Removing defeatists and the defensive-minded, Ridgway rewarded officers who were aggressive and conducted offensive operations when able. Halting the Chinese at the battles of Chipyong-ni and Wonju in February, Ridgway mounted a counter-offensive the following month and re-took Seoul. In April 1951, after several major disagreements, President Harry S. Truman relieved MacArthur and replaced him with Ridgway. Promoted to general, he oversaw UN forces and served as military governor of Japan. Over the next year, Ridgway slowly pushed back the North Koreans and Chinese with the goal of re-taking all of the Republic of Korea's territory. He also oversaw the restoration of Japan's sovereignty and independence on April 28, 1952.
Matthew Ridgway - Later Career
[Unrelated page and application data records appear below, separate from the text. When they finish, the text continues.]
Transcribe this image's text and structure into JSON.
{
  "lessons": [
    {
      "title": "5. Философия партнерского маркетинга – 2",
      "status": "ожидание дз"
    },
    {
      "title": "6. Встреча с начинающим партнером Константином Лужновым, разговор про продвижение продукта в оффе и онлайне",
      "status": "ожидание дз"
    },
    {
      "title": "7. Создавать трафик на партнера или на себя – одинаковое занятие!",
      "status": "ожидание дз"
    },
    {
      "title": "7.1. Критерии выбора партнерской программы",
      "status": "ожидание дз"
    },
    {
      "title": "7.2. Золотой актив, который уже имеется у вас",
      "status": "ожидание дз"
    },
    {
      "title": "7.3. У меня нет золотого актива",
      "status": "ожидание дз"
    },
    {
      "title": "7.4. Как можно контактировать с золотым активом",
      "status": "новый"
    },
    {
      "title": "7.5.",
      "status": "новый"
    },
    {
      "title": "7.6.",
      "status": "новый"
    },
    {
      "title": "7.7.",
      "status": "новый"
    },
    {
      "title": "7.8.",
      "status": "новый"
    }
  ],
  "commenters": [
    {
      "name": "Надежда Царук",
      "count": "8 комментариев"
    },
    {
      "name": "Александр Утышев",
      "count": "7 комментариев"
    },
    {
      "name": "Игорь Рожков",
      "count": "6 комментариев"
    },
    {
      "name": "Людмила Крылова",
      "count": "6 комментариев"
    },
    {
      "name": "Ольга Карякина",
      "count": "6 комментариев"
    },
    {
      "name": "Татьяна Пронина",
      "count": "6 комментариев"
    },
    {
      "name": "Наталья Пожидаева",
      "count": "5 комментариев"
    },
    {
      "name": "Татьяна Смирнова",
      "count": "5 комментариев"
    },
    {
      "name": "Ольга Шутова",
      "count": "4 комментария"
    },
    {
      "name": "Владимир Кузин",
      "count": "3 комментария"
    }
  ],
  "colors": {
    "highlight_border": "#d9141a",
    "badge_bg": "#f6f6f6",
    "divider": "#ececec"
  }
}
In May 1952, Ridgway left Korea to succeed General Dwight D. Eisenhower as Supreme Allied Commander, Europe for the newly formed North Atlantic Treaty Organization (NATO). During his tenure, he made significant progress in forming the organization's military structure though his frank manner sometimes led to political difficulties. For his success in Korea and Europe, Ridgway was appointed US Army Chief of Staff on August 17, 1953. That year, Eisenhower, now president, asked Ridgway for an assessment of possible US intervention in Vietnam. Strongly against such an action, Ridgway prepared a report which showed that massive numbers of American troops would be needed to achieve victory. This clashed with Eisenhower who wished expand American involvement. The two men also fought over Eisenhower's plan to dramatically reduce the size of the US Army, with Ridgway arguing that it was necessary retain enough strength to counter the growing threat from the Soviet Union.
After numerous battles with Eisenhower, Ridgeway retired on June 30, 1955. Active in retirement, he served on numerous private and corporate boards while continuing to advocate for a strong military and avoiding a large commitment in Vietnam. Remaining engaged in military affairs, Ridgway died on July 26, 1993, and was buried at Arlington National Cemetery. A dynamic leader, his former comrade Omar Bradley once remarked the Ridgway's performance with the Eighth Army in Korea was "the greatest feat of personal leadership in the history of the Army."